. It reminds me of Stephanie H. from my fourth-grade class (not to be confused with Stephanie R., demure, Swiss
, lady-like even in her young years. I remember one day in second grade, a few days after Stephie had invited me to be among a group outing to the Hayden Planetarium
; Tomás heard about it, and became very jealous
- when we met on the playground
that day, the first school
day after the aforementioned outing, his anger
showed, and he even had a sharp object in his hand, perhaps ready to use it. I thought it odd, the threat of violence
, since this was a fairly liberal, pacifist

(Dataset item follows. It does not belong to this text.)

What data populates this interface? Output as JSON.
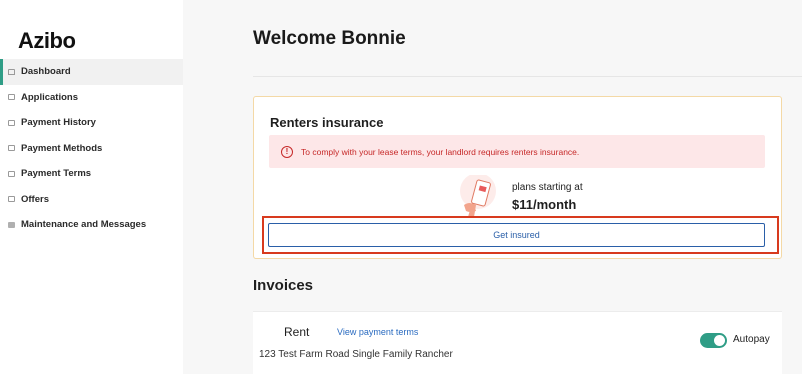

school. Tomás would - in some brief epiphany of horse sense - think better of cutting me up; peace was restored, and I was grateful. Though I was bigger and ornerier than he, surely he had the strength of 10,000 men in his angered state. He came to his senses, perhaps realizing that I had no untoward intentions vis-à-vis his beloved Stephie - though I was, on occasion, tickled by her mother's accent
. Tomás - and his sister Katy, who was in my class - was otherwise quite cool. But I'm digress
ing like a motherfucker here, aren't I?
Cap'n! I don't think these parentheses can hold much longer!
OK, Scottie. Stay calm. Let's see if we can blast our way out of here)
OK. The "duh" thing. Stephanie H., an otherwise lovely, full-of-life gal, had this penchant for using "duh" and, in other contexts, "well, whoopie tuh!" It was quite annoying, and I'm sure she grew out of it. I imagine her a Fanny Brice figure somewhere.
Most of us are grown human beings; I don't understand the regression-into-obnoxious-childhood implied by the use of the word "duh" in our discourse. If you do nothing else for me in this lifetime, please stop using the word "duh" if you are more than nine years old.
Thank you. I owe you a beer or something.